### Data provided
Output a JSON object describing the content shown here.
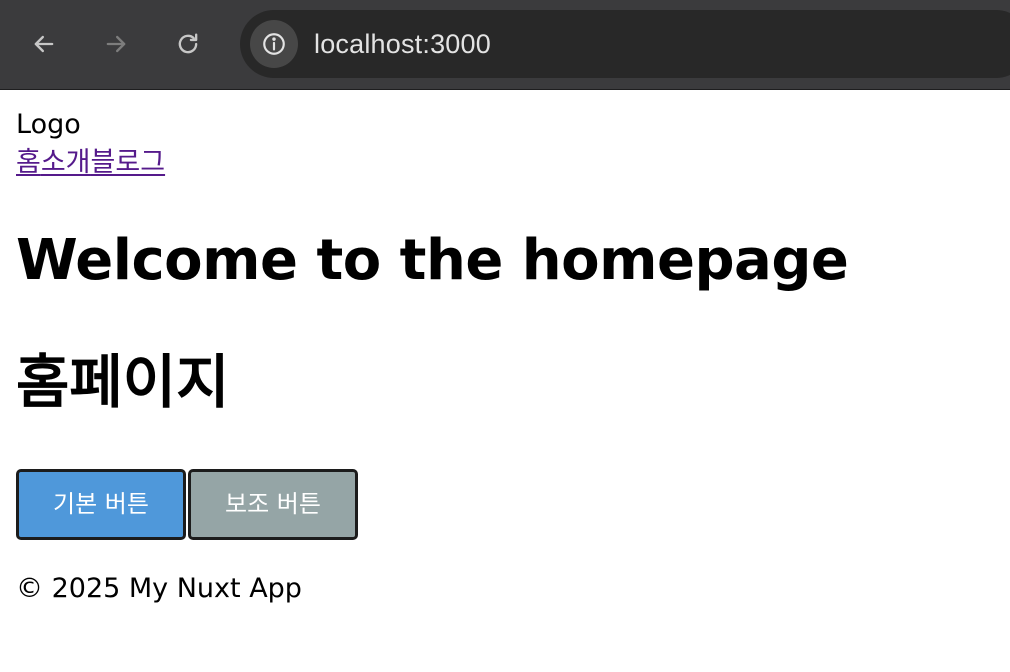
{
  "browser": {
    "url": "localhost:3000",
    "icons": {
      "back": "arrow-left-icon",
      "forward": "arrow-right-icon",
      "reload": "reload-icon",
      "site_info": "info-icon"
    }
  },
  "header": {
    "logo": "Logo",
    "nav": [
      "홈",
      "소개",
      "블로그"
    ]
  },
  "main": {
    "title": "Welcome to the homepage",
    "subtitle": "홈페이지",
    "buttons": {
      "primary": "기본 버튼",
      "secondary": "보조 버튼"
    }
  },
  "footer": {
    "text": "© 2025 My Nuxt App"
  },
  "colors": {
    "chrome_bg": "#3b3b3d",
    "address_bg": "#282828",
    "link_visited": "#551a8b",
    "primary_button": "#4f98da",
    "secondary_button": "#95a5a6"
  }
}
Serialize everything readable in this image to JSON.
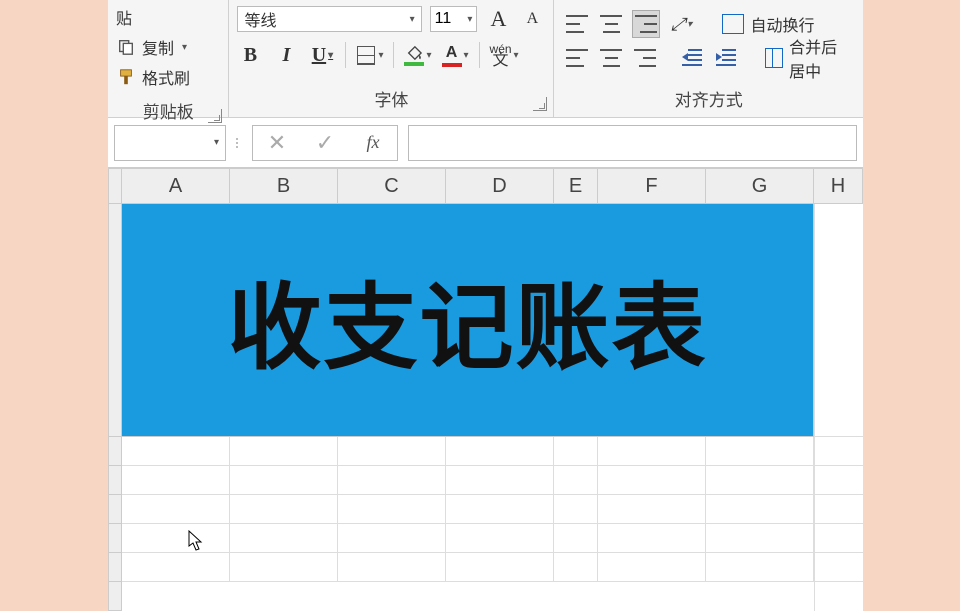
{
  "clipboard": {
    "copy_label": "复制",
    "format_painter_label": "格式刷",
    "paste_suffix": "贴",
    "group_label": "剪贴板"
  },
  "font": {
    "name": "等线",
    "size": "11",
    "inc_label": "A",
    "dec_label": "A",
    "bold": "B",
    "italic": "I",
    "underline": "U",
    "font_color_letter": "A",
    "wen_top": "wén",
    "wen_bottom": "文",
    "group_label": "字体"
  },
  "align": {
    "wrap_label": "自动换行",
    "merge_label": "合并后居中",
    "group_label": "对齐方式"
  },
  "sheet": {
    "columns": [
      "A",
      "B",
      "C",
      "D",
      "E",
      "F",
      "G",
      "H"
    ],
    "title": "收支记账表"
  }
}
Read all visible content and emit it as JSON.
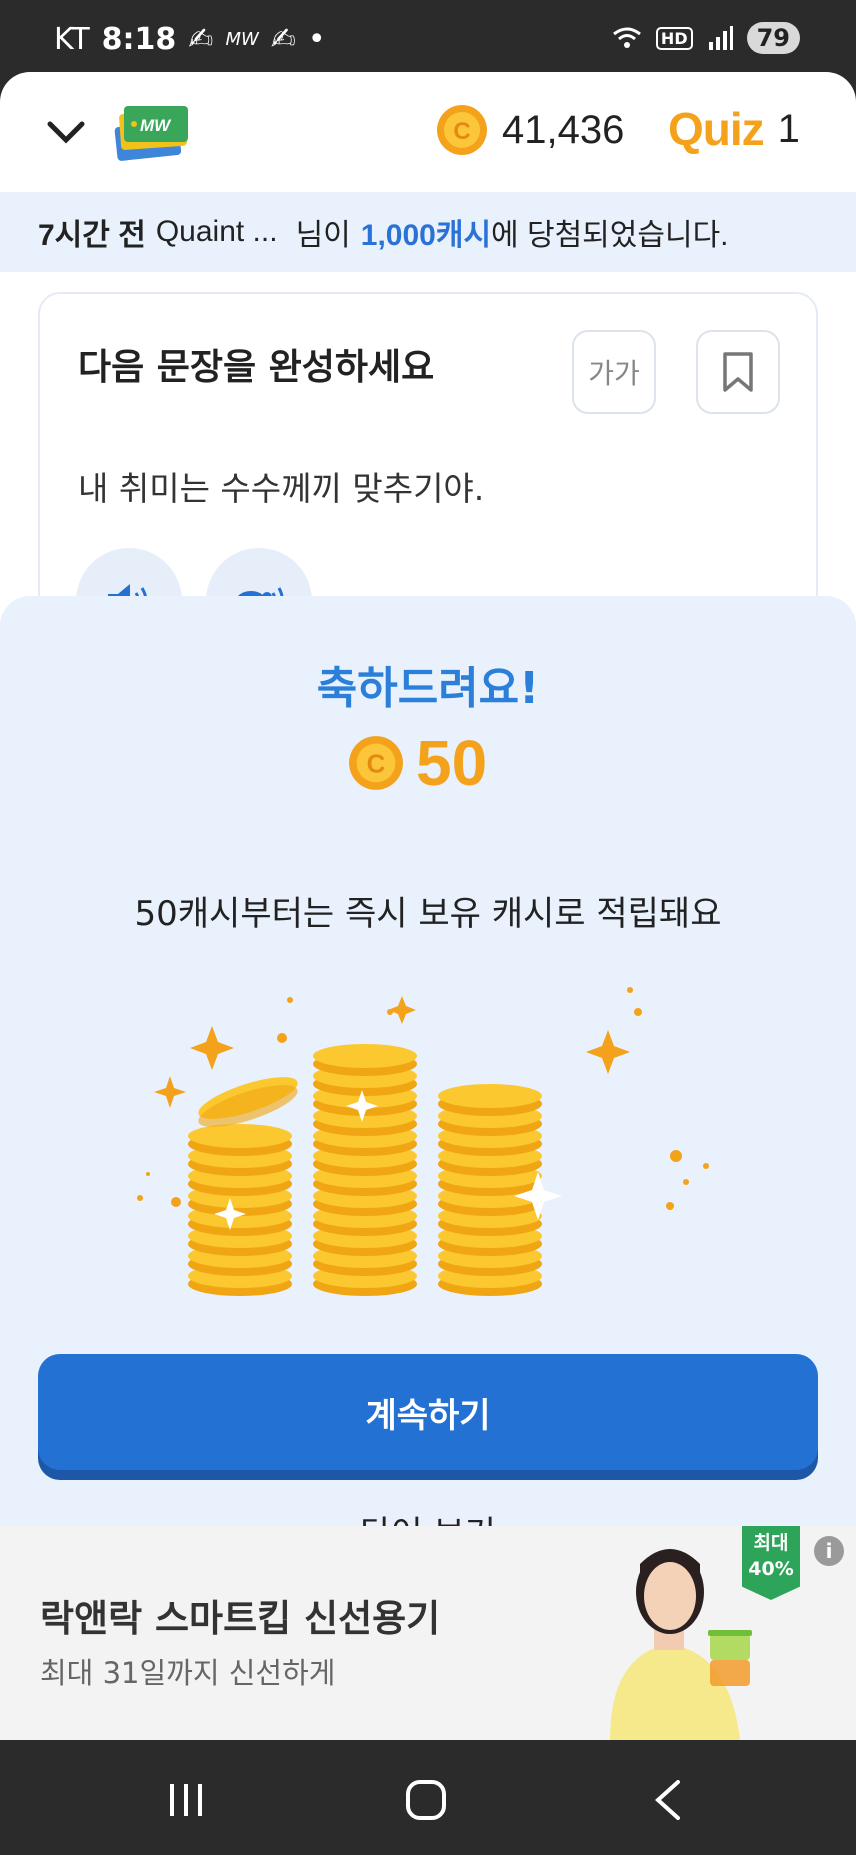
{
  "status_bar": {
    "carrier": "KT",
    "time": "8:18",
    "notif_text": "MW",
    "hd_label": "HD",
    "battery": "79"
  },
  "header": {
    "coin_balance": "41,436",
    "quiz_logo": "Quiz",
    "quiz_count": "1"
  },
  "ticker": {
    "time_ago": "7시간 전",
    "user": "Quaint ...",
    "text_mid": "님이",
    "amount": "1,000캐시",
    "text_end": "에 당첨되었습니다."
  },
  "quiz": {
    "title": "다음 문장을 완성하세요",
    "font_button": "가가",
    "sentence": "내 취미는 수수께끼 맞추기야."
  },
  "reward_sheet": {
    "congrats": "축하드려요!",
    "amount": "50",
    "info": "50캐시부터는 즉시 보유 캐시로 적립돼요",
    "continue_label": "계속하기",
    "words_label": "단어 보기"
  },
  "ad": {
    "title": "락앤락 스마트킵 신선용기",
    "subtitle": "최대 31일까지 신선하게",
    "badge_line1": "최대",
    "badge_line2": "40%",
    "info_glyph": "i"
  },
  "colors": {
    "accent_blue": "#2471d4",
    "coin_gold": "#f4a21b",
    "sheet_bg": "#e8f1fc"
  }
}
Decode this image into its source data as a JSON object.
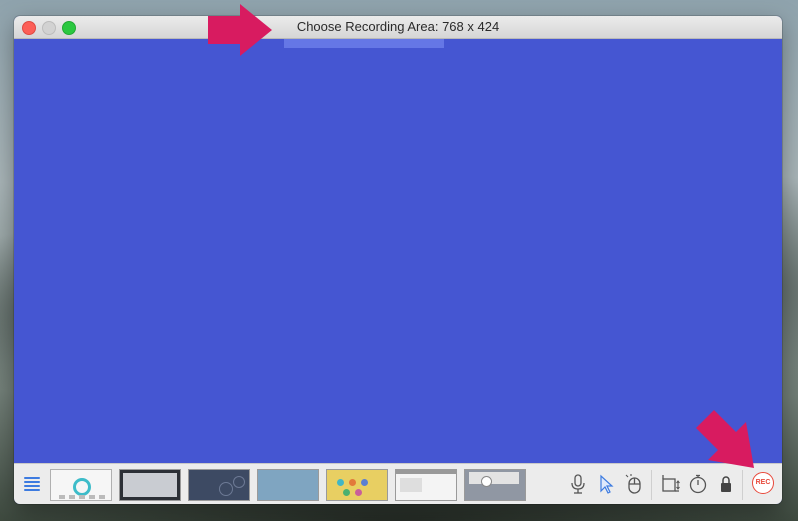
{
  "window": {
    "title": "Choose Recording Area: 768 x 424"
  },
  "toolbar": {
    "rec_label": "REC",
    "tools": [
      "microphone-icon",
      "cursor-icon",
      "mouse-click-icon",
      "crop-resize-icon",
      "timer-icon",
      "lock-icon"
    ]
  },
  "colors": {
    "recording_area": "#4556d2",
    "arrow": "#d81b60",
    "rec": "#e8483a",
    "accent": "#3d7be0"
  }
}
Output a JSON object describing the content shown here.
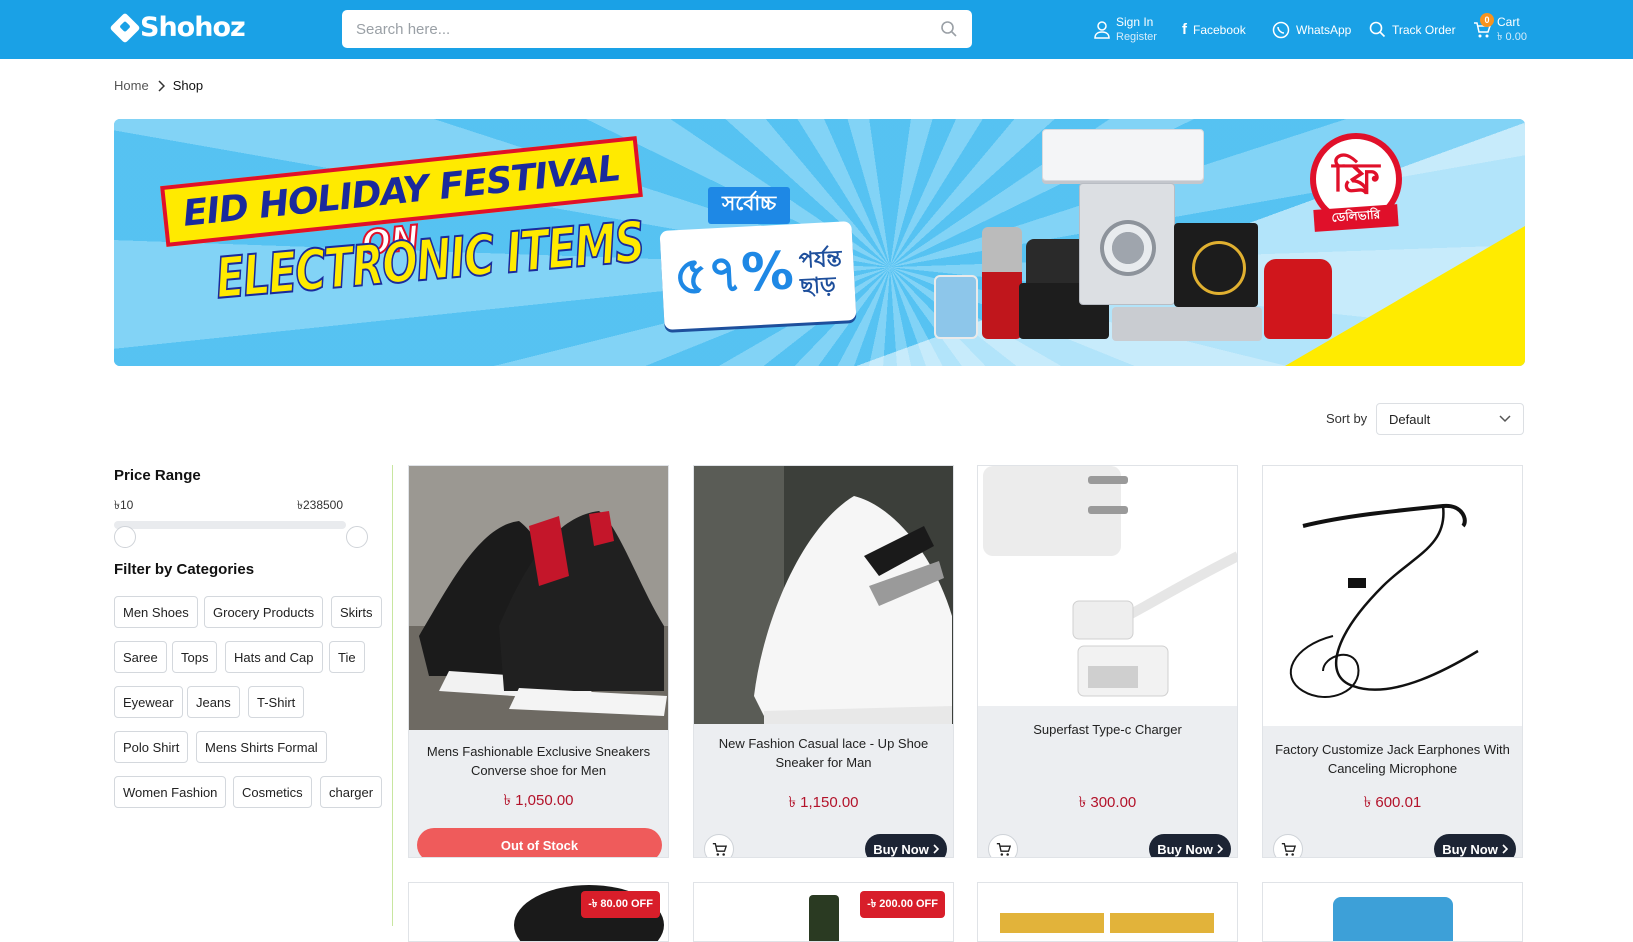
{
  "header": {
    "logo_text": "Shohoz",
    "search_placeholder": "Search here...",
    "sign_in": "Sign In",
    "register": "Register",
    "facebook": "Facebook",
    "whatsapp": "WhatsApp",
    "track_order": "Track Order",
    "cart_label": "Cart",
    "cart_count": "0",
    "cart_total": "৳ 0.00",
    "brand_color": "#1aa1e6"
  },
  "breadcrumb": {
    "home": "Home",
    "current": "Shop"
  },
  "banner": {
    "line1": "EID HOLIDAY FESTIVAL",
    "on": "ON",
    "line2": "ELECTRONIC ITEMS",
    "deal_top": "সর্বোচ্চ",
    "deal_pct": "৫৭%",
    "deal_side1": "পর্যন্ত",
    "deal_side2": "ছাড়",
    "free_text": "ফ্রি",
    "free_sub": "ডেলিভারি"
  },
  "sort": {
    "label": "Sort by",
    "value": "Default"
  },
  "sidebar": {
    "price_title": "Price Range",
    "price_min": "৳10",
    "price_max": "৳238500",
    "categories_title": "Filter by Categories",
    "categories": [
      "Men Shoes",
      "Grocery Products",
      "Skirts",
      "Saree",
      "Tops",
      "Hats and Cap",
      "Tie",
      "Eyewear",
      "Jeans",
      "T-Shirt",
      "Polo Shirt",
      "Mens Shirts Formal",
      "Women Fashion",
      "Cosmetics",
      "charger"
    ]
  },
  "products": [
    {
      "name": "Mens Fashionable Exclusive Sneakers Converse shoe for Men",
      "price": "৳ 1,050.00",
      "status": "Out of Stock"
    },
    {
      "name": "New Fashion Casual lace - Up Shoe Sneaker for Man",
      "price": "৳ 1,150.00",
      "action": "Buy Now"
    },
    {
      "name": "Superfast Type-c Charger",
      "price": "৳ 300.00",
      "action": "Buy Now"
    },
    {
      "name": "Factory Customize Jack Earphones With Canceling Microphone",
      "price": "৳ 600.01",
      "action": "Buy Now"
    }
  ],
  "next_row_badges": [
    "-৳ 80.00 OFF",
    "-৳ 200.00 OFF"
  ]
}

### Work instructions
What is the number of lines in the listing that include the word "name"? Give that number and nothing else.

### Exercise result
5